And that requires planning.

I love planning. The act of it that is. The charts, timelines, budgeting etc. I am one of those people who actually enjoy it. At least to a certain extent. But for some reason, when the excitement of a new idea or project takes hold, the planning stage goes out the window and I dive in at the details end. And then a few weeks/months/a.n.other amount of time later, I’m left with a lot of half finished projects which I didn’t have a clear end point and feeling like I’m treading water instead of achieving anything.

And no wonder. With no clear end point, how can I know if anything is finished? What am I trying to achieve with all these ideas? A greater good like #RealGirlsRealBeauty where the aim is to help people?

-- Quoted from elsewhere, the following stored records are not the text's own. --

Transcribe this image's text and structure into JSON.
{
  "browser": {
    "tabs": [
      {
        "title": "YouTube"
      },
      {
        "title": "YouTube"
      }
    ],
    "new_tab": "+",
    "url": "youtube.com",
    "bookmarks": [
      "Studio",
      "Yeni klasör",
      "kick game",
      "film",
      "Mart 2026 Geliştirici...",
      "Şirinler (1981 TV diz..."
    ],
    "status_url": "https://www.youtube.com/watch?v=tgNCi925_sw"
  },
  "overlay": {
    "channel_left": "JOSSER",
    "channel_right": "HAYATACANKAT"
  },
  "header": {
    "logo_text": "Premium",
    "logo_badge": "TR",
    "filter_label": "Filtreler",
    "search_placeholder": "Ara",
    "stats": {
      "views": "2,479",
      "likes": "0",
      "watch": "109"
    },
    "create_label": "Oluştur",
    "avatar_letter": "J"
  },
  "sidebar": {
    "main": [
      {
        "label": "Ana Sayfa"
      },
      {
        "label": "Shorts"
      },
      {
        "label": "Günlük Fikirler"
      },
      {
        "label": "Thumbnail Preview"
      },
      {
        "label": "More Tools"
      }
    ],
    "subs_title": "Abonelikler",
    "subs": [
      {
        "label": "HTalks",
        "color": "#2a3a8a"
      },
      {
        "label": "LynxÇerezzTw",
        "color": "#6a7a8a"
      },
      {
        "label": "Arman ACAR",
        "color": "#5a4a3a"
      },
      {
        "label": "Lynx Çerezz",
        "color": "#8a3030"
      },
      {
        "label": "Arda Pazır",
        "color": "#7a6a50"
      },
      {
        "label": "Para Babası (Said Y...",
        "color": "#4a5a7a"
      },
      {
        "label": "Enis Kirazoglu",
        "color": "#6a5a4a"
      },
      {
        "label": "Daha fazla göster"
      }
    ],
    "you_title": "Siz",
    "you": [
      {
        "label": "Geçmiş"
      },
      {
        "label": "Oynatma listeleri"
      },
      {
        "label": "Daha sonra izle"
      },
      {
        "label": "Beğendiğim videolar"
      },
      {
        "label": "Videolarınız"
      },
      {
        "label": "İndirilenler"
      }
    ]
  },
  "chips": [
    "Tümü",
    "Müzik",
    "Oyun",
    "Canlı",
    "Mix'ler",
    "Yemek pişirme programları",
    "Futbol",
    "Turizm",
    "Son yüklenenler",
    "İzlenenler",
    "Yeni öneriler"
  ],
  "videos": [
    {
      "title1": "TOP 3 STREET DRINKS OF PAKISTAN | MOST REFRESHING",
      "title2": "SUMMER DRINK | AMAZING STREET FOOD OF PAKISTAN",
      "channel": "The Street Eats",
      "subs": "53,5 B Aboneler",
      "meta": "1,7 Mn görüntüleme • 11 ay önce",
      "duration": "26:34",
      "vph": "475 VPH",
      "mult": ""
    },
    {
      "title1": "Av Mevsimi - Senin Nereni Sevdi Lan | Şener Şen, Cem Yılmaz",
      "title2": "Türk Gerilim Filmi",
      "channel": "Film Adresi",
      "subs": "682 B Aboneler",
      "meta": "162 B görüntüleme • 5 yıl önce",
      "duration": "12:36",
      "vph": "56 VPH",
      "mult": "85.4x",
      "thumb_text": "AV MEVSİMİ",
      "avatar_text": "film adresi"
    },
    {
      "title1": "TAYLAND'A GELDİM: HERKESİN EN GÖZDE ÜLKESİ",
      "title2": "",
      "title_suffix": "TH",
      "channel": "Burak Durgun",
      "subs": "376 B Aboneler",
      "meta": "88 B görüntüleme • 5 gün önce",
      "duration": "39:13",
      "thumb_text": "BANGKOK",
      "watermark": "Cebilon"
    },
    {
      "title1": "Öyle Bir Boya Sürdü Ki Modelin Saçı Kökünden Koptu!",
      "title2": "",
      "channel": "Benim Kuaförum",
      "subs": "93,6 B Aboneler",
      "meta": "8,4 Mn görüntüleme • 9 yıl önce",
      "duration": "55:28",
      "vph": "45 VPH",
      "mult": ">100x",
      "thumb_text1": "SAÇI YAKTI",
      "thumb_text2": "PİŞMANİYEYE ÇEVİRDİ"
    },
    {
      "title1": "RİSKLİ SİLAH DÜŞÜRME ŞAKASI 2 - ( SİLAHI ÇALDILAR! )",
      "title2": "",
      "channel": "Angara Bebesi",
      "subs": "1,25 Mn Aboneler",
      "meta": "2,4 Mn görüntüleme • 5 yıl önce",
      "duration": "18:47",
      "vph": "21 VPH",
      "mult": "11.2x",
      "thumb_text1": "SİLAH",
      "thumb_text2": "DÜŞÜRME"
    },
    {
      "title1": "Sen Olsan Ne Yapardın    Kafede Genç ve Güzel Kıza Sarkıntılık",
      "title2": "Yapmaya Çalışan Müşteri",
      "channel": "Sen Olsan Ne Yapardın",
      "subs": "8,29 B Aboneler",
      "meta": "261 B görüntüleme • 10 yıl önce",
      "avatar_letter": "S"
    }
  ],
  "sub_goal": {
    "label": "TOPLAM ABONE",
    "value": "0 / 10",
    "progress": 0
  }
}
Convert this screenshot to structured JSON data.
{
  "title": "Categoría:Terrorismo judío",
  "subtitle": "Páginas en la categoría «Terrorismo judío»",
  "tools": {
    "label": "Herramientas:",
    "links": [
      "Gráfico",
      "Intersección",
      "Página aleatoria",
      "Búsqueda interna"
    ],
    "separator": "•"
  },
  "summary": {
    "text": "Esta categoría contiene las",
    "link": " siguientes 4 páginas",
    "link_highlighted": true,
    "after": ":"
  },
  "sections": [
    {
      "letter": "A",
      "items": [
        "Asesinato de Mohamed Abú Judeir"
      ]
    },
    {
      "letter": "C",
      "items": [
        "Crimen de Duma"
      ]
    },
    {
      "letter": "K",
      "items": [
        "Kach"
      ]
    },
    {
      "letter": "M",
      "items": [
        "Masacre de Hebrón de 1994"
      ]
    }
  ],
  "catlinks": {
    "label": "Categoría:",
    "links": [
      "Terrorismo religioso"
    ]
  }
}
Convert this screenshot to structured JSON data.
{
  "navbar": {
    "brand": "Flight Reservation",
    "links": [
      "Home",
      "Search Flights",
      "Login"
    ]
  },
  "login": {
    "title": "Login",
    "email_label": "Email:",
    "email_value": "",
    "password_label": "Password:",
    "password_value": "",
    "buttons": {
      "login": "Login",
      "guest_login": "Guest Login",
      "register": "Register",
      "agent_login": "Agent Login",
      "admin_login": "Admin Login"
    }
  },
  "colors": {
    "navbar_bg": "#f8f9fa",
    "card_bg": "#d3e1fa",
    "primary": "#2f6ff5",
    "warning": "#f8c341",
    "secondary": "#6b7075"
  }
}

To meet more people who might be future customers and make my business sustainable? To increase awareness of the work I’m doing? Or to improve my craft and upskill? Lots of ideas are great but if they quickly become useless without any point.

So here’s the thing, by the end of BLOGtober, the goal is to update and refresh my Business Plan and have clear outlines and priorities for these many ideas floating about in this creative but sometimes impulsive mind of mine!

Wish me luck… I’ll need it! x

 

 

 

 

Welcome to BLOGtober!

Blogging.

It’s hard.

It shouldn’t be. I have lots of ideas and stories to share with you. But I almost never do it. Mostly because of timing issues which really boils down to bad planning as far as blogs go. I tend to put them off and “plan” to come back to them.

So I’ve set myself a challenge and I’m going to post a-blog-a-day for the month of October.

BLOGtober, if you will.

(Stick with me, it gets better!)

I actually have three blogs, which only adds to the confusion. But I will post links to them all here at the very least as they are all relevant to my work and being a female entrepreneur who is trying to figure out what on Earth she is doing.

You can check them out here:

https://wildlifebyjo.wordpress.com/
http://www.jofoowildlifephotography.com/about/blog/
and of course, where you are now: https://www.meiphotography.co.uk/about/blog/

And, I do have a plan… or at least a start of one… and while this is a totally lame start, I’ve made it legit by adding a photo…

A black & white photo of my list of blog ideas for the month

Blog-tober plan

Honestly. it WILL get better…